Few municipal projects have conjured as much controversy and consternation in recent years than the Desert Discovery Center (DDC), proposed as a Valyrian Steel-like Visitor Center at the Gateway of the McDowell Sonoran Preserve.
Opponents have ransacked the purported rationale, even though form often gets in the way of their substance.
Supporters, largely the inheritors of the idea’s inertia, often tout the grand tourism benefits they think the DDC will mean. There are also those longing, and hoping, for Scottsdale’s next great thing.
This week proponents unveiled the latest design, touting the changes that had been made and how they listened to the community, as if that is something that shouldn’t have been done all along.
But alterations can’t alter something that is fundamentally flawed, and lesser than that which it seeks to accentuate.

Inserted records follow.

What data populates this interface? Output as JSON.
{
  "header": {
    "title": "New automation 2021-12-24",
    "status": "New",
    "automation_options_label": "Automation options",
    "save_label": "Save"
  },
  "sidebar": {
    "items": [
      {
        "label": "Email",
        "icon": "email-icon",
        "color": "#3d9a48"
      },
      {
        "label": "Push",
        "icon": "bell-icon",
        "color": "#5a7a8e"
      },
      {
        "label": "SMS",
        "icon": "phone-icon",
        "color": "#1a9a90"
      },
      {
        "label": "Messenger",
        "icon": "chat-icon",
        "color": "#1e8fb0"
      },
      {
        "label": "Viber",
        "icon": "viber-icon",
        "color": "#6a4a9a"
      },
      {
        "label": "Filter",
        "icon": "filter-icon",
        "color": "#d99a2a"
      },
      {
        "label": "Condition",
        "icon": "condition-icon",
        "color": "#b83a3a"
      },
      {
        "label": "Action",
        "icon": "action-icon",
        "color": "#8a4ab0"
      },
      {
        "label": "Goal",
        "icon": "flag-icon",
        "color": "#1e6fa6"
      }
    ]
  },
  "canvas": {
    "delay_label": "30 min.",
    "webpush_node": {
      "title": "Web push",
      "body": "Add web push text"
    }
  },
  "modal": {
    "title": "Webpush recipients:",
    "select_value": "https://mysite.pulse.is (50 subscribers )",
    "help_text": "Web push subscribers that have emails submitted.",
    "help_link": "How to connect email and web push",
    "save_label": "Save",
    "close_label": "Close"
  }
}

Allow us to invoke football to make our point. Patrick Peterson is the All-Pro Cornerback for the Arizona Cardinals. The other person playing that position on defense is always “the guy playing opposite Patrick Peterson.” He’s secondary, just like a man-made attraction pales next to the real thing.

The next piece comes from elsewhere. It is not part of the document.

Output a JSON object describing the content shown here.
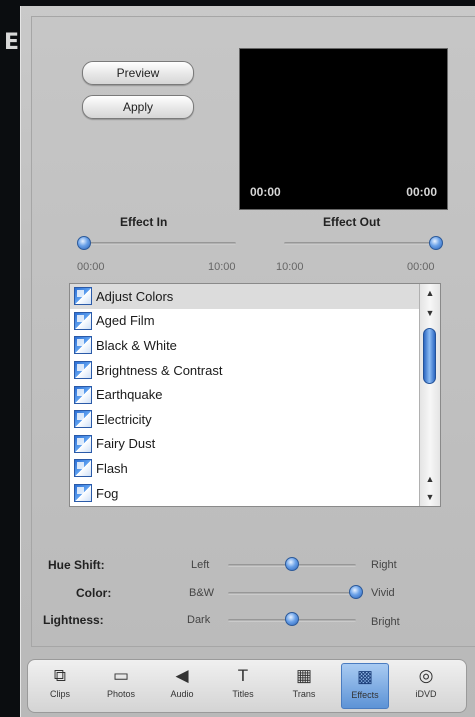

Quite simply, no one is going to come to Scottsdale because of the Desert Discovery Center. Tourists will and do because of the Preserve itself. If people want a related man-made attraction Taliesin West is far more compelling and sits on the preserve’s edge just a short throw away. And it’s a far better location for the DDC too.
The DDC is also a knock-off of the Desert Botanical Garden in Phoenix. So the concept is not even inventive, or a more compelling version like New York City’s Highline Trail is compared to Paris’ Promenade Plantee, from which it was sparked. That’s why one-time calls for a Highline Trail down McDowell Road initially missed the mark. Replicating a project in New York was interesting but ultimately duplicative, and would have been less successful as a result. Extending the Indian Bend Wash or Papago Park would have been more distinctly Arizona.
Lastly, eating up so much tourism tax money, not to mention preserve tax funds, diverts from more impactful projects and opportunities down the road. There is only so much money available. You always want to hit home runs with the use of such funds but base hits, especially when they are distinct concepts like the Museum of the West, are OK too.
In recent days DDC supporters talk a lot about how much enthusiasm and support they are now receiving. So why not make it easier on your supporters on the City Council and support a public vote? If that which you say is true win at the ballot box just as hockey arenas and preserve taxes did in Scottsdale. Or spring training stadiums, water parks, conference centers and Bass Pro subsidies have in Mesa. Winning a public vote would also give the project clear validation and momentum that would always be lacking without one. There should be nothing to be afraid of, unless you know that taxpayers are likely to go Patrick Peterson and intercept the notion.